The volume of money in circulation and that of bank deposit curren cy, as well as the velocity of both of these, can be statistically determined with a fair degree of Professor Irving Fisher publishes annually the data for his "equation of ex change." Professor Kemmerer recently published' the following indexes bearing upon war inflation: Undoubtedly the velocity of the circulation of money and that of deposits also increased during this period. Combining the factors of purchasing power, it is very evident that they in creased faster than trade and explain the decided inflation of prices.
Inequalities of Inflation Increases of money and bank credit, if used, tend to price inflation, but they do not inflate all prices equally because there is not an equal demand for all kinds of things or services. The infla tion comes not simply from an increase in the quantity of pur chasing power, but from the increasing competitive efforts to exchange the money or credit for things and services; if no at tempt were made to use the enlarged purchasing facilities there would be no effect upon prices.

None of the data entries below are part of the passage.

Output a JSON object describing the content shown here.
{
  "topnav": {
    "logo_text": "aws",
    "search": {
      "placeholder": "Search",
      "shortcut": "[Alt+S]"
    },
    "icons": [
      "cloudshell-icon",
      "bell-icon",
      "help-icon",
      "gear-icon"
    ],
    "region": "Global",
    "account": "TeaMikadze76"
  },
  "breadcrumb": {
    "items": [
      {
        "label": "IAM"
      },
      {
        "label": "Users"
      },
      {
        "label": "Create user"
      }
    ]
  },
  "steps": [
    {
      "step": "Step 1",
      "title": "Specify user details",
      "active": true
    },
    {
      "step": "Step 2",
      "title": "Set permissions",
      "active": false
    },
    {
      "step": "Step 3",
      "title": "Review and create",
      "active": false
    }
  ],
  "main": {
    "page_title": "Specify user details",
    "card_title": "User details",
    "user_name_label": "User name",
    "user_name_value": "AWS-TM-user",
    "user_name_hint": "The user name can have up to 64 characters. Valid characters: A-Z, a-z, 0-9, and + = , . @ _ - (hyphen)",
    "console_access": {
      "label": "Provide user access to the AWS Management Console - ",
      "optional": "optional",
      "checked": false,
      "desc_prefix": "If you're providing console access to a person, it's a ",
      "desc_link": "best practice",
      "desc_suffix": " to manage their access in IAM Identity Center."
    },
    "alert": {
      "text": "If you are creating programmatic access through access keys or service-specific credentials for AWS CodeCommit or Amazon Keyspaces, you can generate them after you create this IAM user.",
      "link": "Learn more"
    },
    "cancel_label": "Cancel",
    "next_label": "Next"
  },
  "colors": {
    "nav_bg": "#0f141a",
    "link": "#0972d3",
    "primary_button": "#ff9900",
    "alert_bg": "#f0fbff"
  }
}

An abnormal demand for munitions, for instance, and the use of almost unlimited supplies of money and credit in competitive bidding during the years 1914-1919, caused a great increase in their price. But the price of real estate did not rise because little, if any, of the new credit was used for purchasing real estate. The high profit in the manufacture of munitions tended to cause the transfer of capital from the development of real estate to the manufacture of munitions. This drift of capital was accompanied by a drift of laborers eager to earn the higher wages paid in munition factories. Employers in other lines of business then found that they had to give their employees higher wages to hold them; they had to bid for capital in like manner. The demand for many products was increased by the higher purchasing power of the munition workers and manufacturers. In consequence there followed an equalization of wages and prices in the various lines; that is, the inflation became quite general.
It has been previously stated that in 1914-1918 real estate prices did not rise with the inflation because capital funds were devoted largely to other uses. Nor did wages and salaries respond with such uniform rapidity as the price level of goods. This un responsiveness was due to the same fact, viz., that, relatively

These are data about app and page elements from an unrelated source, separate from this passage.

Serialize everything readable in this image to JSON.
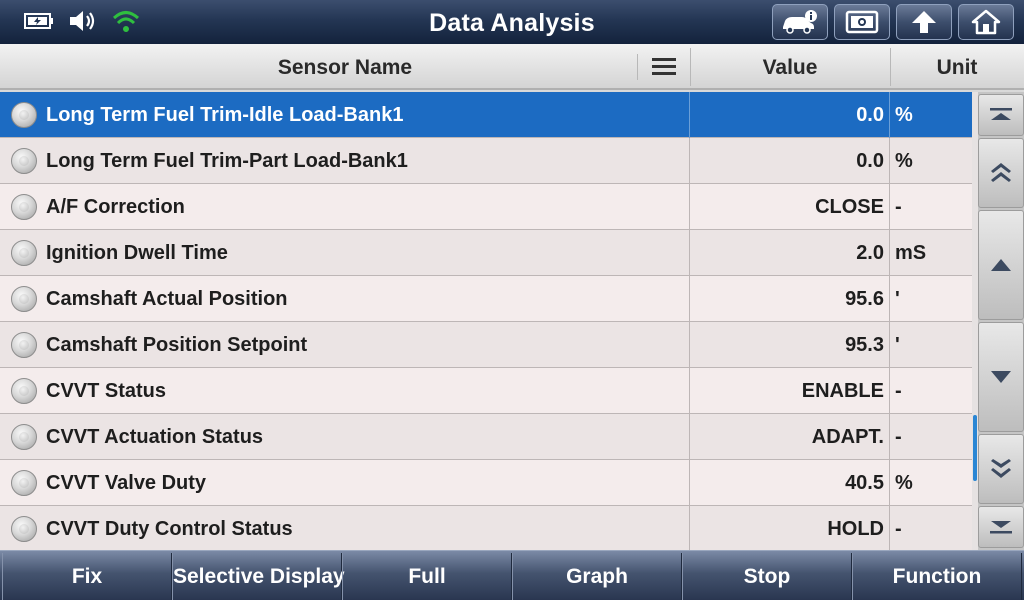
{
  "app": {
    "title": "Data Analysis"
  },
  "status_bar": {
    "battery_icon": "battery-icon",
    "volume_icon": "speaker-icon",
    "wifi_icon": "wifi-icon",
    "wifi_color": "#2fbf3f"
  },
  "top_buttons": [
    {
      "name": "vehicle-info-button",
      "icon": "car-info-icon"
    },
    {
      "name": "screenshot-button",
      "icon": "camera-icon"
    },
    {
      "name": "back-button",
      "icon": "up-arrow-icon"
    },
    {
      "name": "home-button",
      "icon": "home-icon"
    }
  ],
  "columns": {
    "name": "Sensor Name",
    "value": "Value",
    "unit": "Unit"
  },
  "rows": [
    {
      "name": "Long Term Fuel Trim-Idle Load-Bank1",
      "value": "0.0",
      "unit": "%",
      "selected": true
    },
    {
      "name": "Long Term Fuel Trim-Part Load-Bank1",
      "value": "0.0",
      "unit": "%"
    },
    {
      "name": "A/F Correction",
      "value": "CLOSE",
      "unit": "-"
    },
    {
      "name": "Ignition Dwell Time",
      "value": "2.0",
      "unit": "mS"
    },
    {
      "name": "Camshaft Actual Position",
      "value": "95.6",
      "unit": "'"
    },
    {
      "name": "Camshaft Position Setpoint",
      "value": "95.3",
      "unit": "'"
    },
    {
      "name": "CVVT Status",
      "value": "ENABLE",
      "unit": "-"
    },
    {
      "name": "CVVT Actuation Status",
      "value": "ADAPT.",
      "unit": "-"
    },
    {
      "name": "CVVT Valve Duty",
      "value": "40.5",
      "unit": "%"
    },
    {
      "name": "CVVT Duty Control Status",
      "value": "HOLD",
      "unit": "-"
    }
  ],
  "side_buttons": [
    "scroll-top-icon",
    "page-up-icon",
    "line-up-icon",
    "line-down-icon",
    "page-down-icon",
    "scroll-bottom-icon"
  ],
  "toolbar": {
    "fix": "Fix",
    "selective_display": "Selective Display",
    "full": "Full",
    "graph": "Graph",
    "stop": "Stop",
    "function": "Function"
  },
  "colors": {
    "selected_row": "#1c6bc2",
    "scroll_thumb": "#2a86d4"
  }
}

speaking, less was spent upon these items than upon goods. The wage-earner lacks the ability to foresee the depreciation in the purchasing power of his earnings as the prices of his budget rise; and even when he does foresee it, his timidity often prevents him from wresting a just advance from his employer. The simulta neous advances of wages and prices is prevented by lack of fore sight, or by custom, or contract, or union wage bargain. Salaries respond still more slowly. In times of rising prices the employer of labor is therefore at an advantage and the employee finds his real earning power declining poi passu with the rise.
Interest Rate and Inflation Nor does the interest rate rise in proportion to the inflation. The loaning class is less shrewd and apt in sensing conditions and is usually content for a time to loan at, say, 3 per cent to bor rowers who would be willing, if necessary, to pay 5 per cent. The enterprisers enjoy, therefore, the further advantage of borrowing money at the former low rates. This encourages borrowing, and thereby the creation of more deposits; and these in turn swell prices still higher and make borrowing still more advantageous.

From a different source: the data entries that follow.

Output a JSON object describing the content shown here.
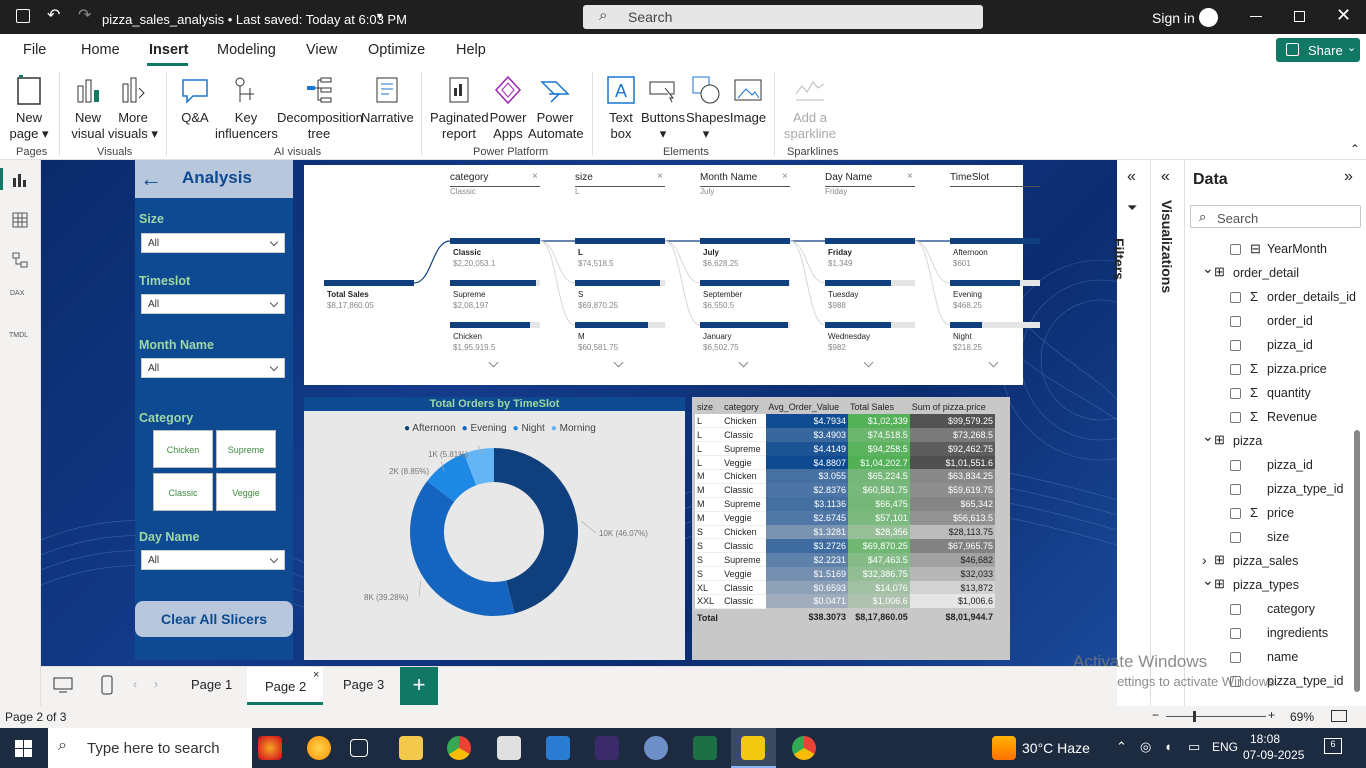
{
  "titlebar": {
    "doc_title": "pizza_sales_analysis  •  Last saved: Today at 6:03 PM",
    "search": "Search",
    "signin": "Sign in"
  },
  "menu": [
    "File",
    "Home",
    "Insert",
    "Modeling",
    "View",
    "Optimize",
    "Help"
  ],
  "share": "Share",
  "ribbon": {
    "buttons": [
      "New page",
      "New visual",
      "More visuals",
      "Q&A",
      "Key influencers",
      "Decomposition tree",
      "Narrative",
      "Paginated report",
      "Power Apps",
      "Power Automate",
      "Text box",
      "Buttons",
      "Shapes",
      "Image",
      "Add a sparkline"
    ],
    "groups": [
      "Pages",
      "Visuals",
      "AI visuals",
      "Power Platform",
      "Elements",
      "Sparklines"
    ]
  },
  "slicers": {
    "header": "Analysis",
    "size_label": "Size",
    "size_value": "All",
    "timeslot_label": "Timeslot",
    "timeslot_value": "All",
    "month_label": "Month Name",
    "month_value": "All",
    "category_label": "Category",
    "categories": [
      "Chicken",
      "Supreme",
      "Classic",
      "Veggie"
    ],
    "day_label": "Day Name",
    "day_value": "All",
    "clear": "Clear All Slicers"
  },
  "decomp": {
    "heads": [
      {
        "t": "category",
        "s": "Classic"
      },
      {
        "t": "size",
        "s": "L"
      },
      {
        "t": "Month Name",
        "s": "July"
      },
      {
        "t": "Day Name",
        "s": "Friday"
      },
      {
        "t": "TimeSlot",
        "s": ""
      }
    ],
    "root": {
      "name": "Total Sales",
      "value": "$8,17,860.05"
    },
    "cols": [
      [
        {
          "n": "Classic",
          "v": "$2,20,053.1",
          "sel": true,
          "p": 1.0
        },
        {
          "n": "Supreme",
          "v": "$2,08,197",
          "p": 0.95
        },
        {
          "n": "Chicken",
          "v": "$1,95,919.5",
          "p": 0.89
        }
      ],
      [
        {
          "n": "L",
          "v": "$74,518.5",
          "sel": true,
          "p": 1.0
        },
        {
          "n": "S",
          "v": "$69,870.25",
          "p": 0.94
        },
        {
          "n": "M",
          "v": "$60,581.75",
          "p": 0.81
        }
      ],
      [
        {
          "n": "July",
          "v": "$6,628.25",
          "sel": true,
          "p": 1.0
        },
        {
          "n": "September",
          "v": "$6,550.5",
          "p": 0.99
        },
        {
          "n": "January",
          "v": "$6,502.75",
          "p": 0.98
        }
      ],
      [
        {
          "n": "Friday",
          "v": "$1,349",
          "sel": true,
          "p": 1.0
        },
        {
          "n": "Tuesday",
          "v": "$988",
          "p": 0.73
        },
        {
          "n": "Wednesday",
          "v": "$982",
          "p": 0.73
        }
      ],
      [
        {
          "n": "Afternoon",
          "v": "$601",
          "p": 1.0
        },
        {
          "n": "Evening",
          "v": "$468.25",
          "p": 0.78
        },
        {
          "n": "Night",
          "v": "$218.25",
          "p": 0.36
        }
      ]
    ]
  },
  "chart_data": {
    "type": "pie",
    "title": "Total Orders by TimeSlot",
    "legend": [
      "Afternoon",
      "Evening",
      "Night",
      "Morning"
    ],
    "legend_position": "top",
    "slices": [
      {
        "name": "Afternoon",
        "value": 10000,
        "label": "10K (46.07%)",
        "pct": 46.07,
        "color": "#0f3f7d"
      },
      {
        "name": "Evening",
        "value": 8000,
        "label": "8K (39.28%)",
        "pct": 39.28,
        "color": "#1565c0"
      },
      {
        "name": "Night",
        "value": 2000,
        "label": "2K (8.85%)",
        "pct": 8.85,
        "color": "#1e88e5"
      },
      {
        "name": "Morning",
        "value": 1000,
        "label": "1K (5.81%)",
        "pct": 5.81,
        "color": "#64b5f6"
      }
    ]
  },
  "table": {
    "headers": [
      "size",
      "category",
      "Avg_Order_Value",
      "Total Sales",
      "Sum of pizza.price"
    ],
    "rows": [
      [
        "L",
        "Chicken",
        "$4.7934",
        "$1,02,339",
        "$99,579.25"
      ],
      [
        "L",
        "Classic",
        "$3.4903",
        "$74,518.5",
        "$73,268.5"
      ],
      [
        "L",
        "Supreme",
        "$4.4149",
        "$94,258.5",
        "$92,462.75"
      ],
      [
        "L",
        "Veggie",
        "$4.8807",
        "$1,04,202.7",
        "$1,01,551.6"
      ],
      [
        "M",
        "Chicken",
        "$3.055",
        "$65,224.5",
        "$63,834.25"
      ],
      [
        "M",
        "Classic",
        "$2.8376",
        "$60,581.75",
        "$59,619.75"
      ],
      [
        "M",
        "Supreme",
        "$3.1136",
        "$66,475",
        "$65,342"
      ],
      [
        "M",
        "Veggie",
        "$2.6745",
        "$57,101",
        "$56,613.5"
      ],
      [
        "S",
        "Chicken",
        "$1.3281",
        "$28,356",
        "$28,113.75"
      ],
      [
        "S",
        "Classic",
        "$3.2726",
        "$69,870.25",
        "$67,965.75"
      ],
      [
        "S",
        "Supreme",
        "$2.2231",
        "$47,463.5",
        "$46,682"
      ],
      [
        "S",
        "Veggie",
        "$1.5169",
        "$32,386.75",
        "$32,033"
      ],
      [
        "XL",
        "Classic",
        "$0.6593",
        "$14,076",
        "$13,872"
      ],
      [
        "XXL",
        "Classic",
        "$0.0471",
        "$1,006.6",
        "$1,006.6"
      ]
    ],
    "total": [
      "Total",
      "",
      "$38.3073",
      "$8,17,860.05",
      "$8,01,944.7"
    ]
  },
  "panes": {
    "filters": "Filters",
    "visualizations": "Visualizations",
    "data_title": "Data",
    "search": "Search"
  },
  "fields": [
    {
      "lvl": 2,
      "name": "YearMonth",
      "icon": "hierarchy"
    },
    {
      "lvl": 1,
      "name": "order_detail",
      "icon": "table",
      "open": true
    },
    {
      "lvl": 2,
      "name": "order_details_id",
      "icon": "sigma"
    },
    {
      "lvl": 2,
      "name": "order_id",
      "icon": ""
    },
    {
      "lvl": 2,
      "name": "pizza_id",
      "icon": ""
    },
    {
      "lvl": 2,
      "name": "pizza.price",
      "icon": "sigma"
    },
    {
      "lvl": 2,
      "name": "quantity",
      "icon": "sigma"
    },
    {
      "lvl": 2,
      "name": "Revenue",
      "icon": "sigma"
    },
    {
      "lvl": 1,
      "name": "pizza",
      "icon": "table",
      "open": true
    },
    {
      "lvl": 2,
      "name": "pizza_id",
      "icon": ""
    },
    {
      "lvl": 2,
      "name": "pizza_type_id",
      "icon": ""
    },
    {
      "lvl": 2,
      "name": "price",
      "icon": "sigma"
    },
    {
      "lvl": 2,
      "name": "size",
      "icon": ""
    },
    {
      "lvl": 1,
      "name": "pizza_sales",
      "icon": "table",
      "open": false
    },
    {
      "lvl": 1,
      "name": "pizza_types",
      "icon": "table",
      "open": true
    },
    {
      "lvl": 2,
      "name": "category",
      "icon": ""
    },
    {
      "lvl": 2,
      "name": "ingredients",
      "icon": ""
    },
    {
      "lvl": 2,
      "name": "name",
      "icon": ""
    },
    {
      "lvl": 2,
      "name": "pizza_type_id",
      "icon": ""
    }
  ],
  "pages": [
    "Page 1",
    "Page 2",
    "Page 3"
  ],
  "status": {
    "page": "Page 2 of 3",
    "zoom": "69%"
  },
  "watermark": {
    "line1": "Activate Windows",
    "line2": "Go to Settings to activate Windows."
  },
  "taskbar": {
    "search": "Type here to search",
    "weather": "30°C  Haze",
    "lang": "ENG",
    "time": "18:08",
    "date": "07-09-2025",
    "notif": "6"
  }
}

Periods of rising prices are therefore boom times for the manu facturer; he buys material at today's prices, and by the time they are manufactured he finds their prices have risen with the general price level. He hires labor at former or slightly advanced rates and he borrows capital at former or lethargically rising rates. The market for his product is steady and waiting, at good prices, and profits are high.
Meantime the wage-earner is victimized by a progressive de preciation of his earning power. The salaried man suffers like wise, as does anyone whose money income is a fixed sum. The bondholder, for example, finds that his interest will buy less and less and that the purchasing power of his principal when repaid has decreased. The real value of fixed rentals likewise declines. The thrifty saver finds his life's accumulations shrinking in worth to him. The income from endowments of educational and charit able institutions decrease in purchasing power, making it impos sible to continue the former scale of operations. On the other hand, the debtor class are enabled to extricate themselves from debt by the repayment of a sum much less in its purchasing power than the sum borrowed.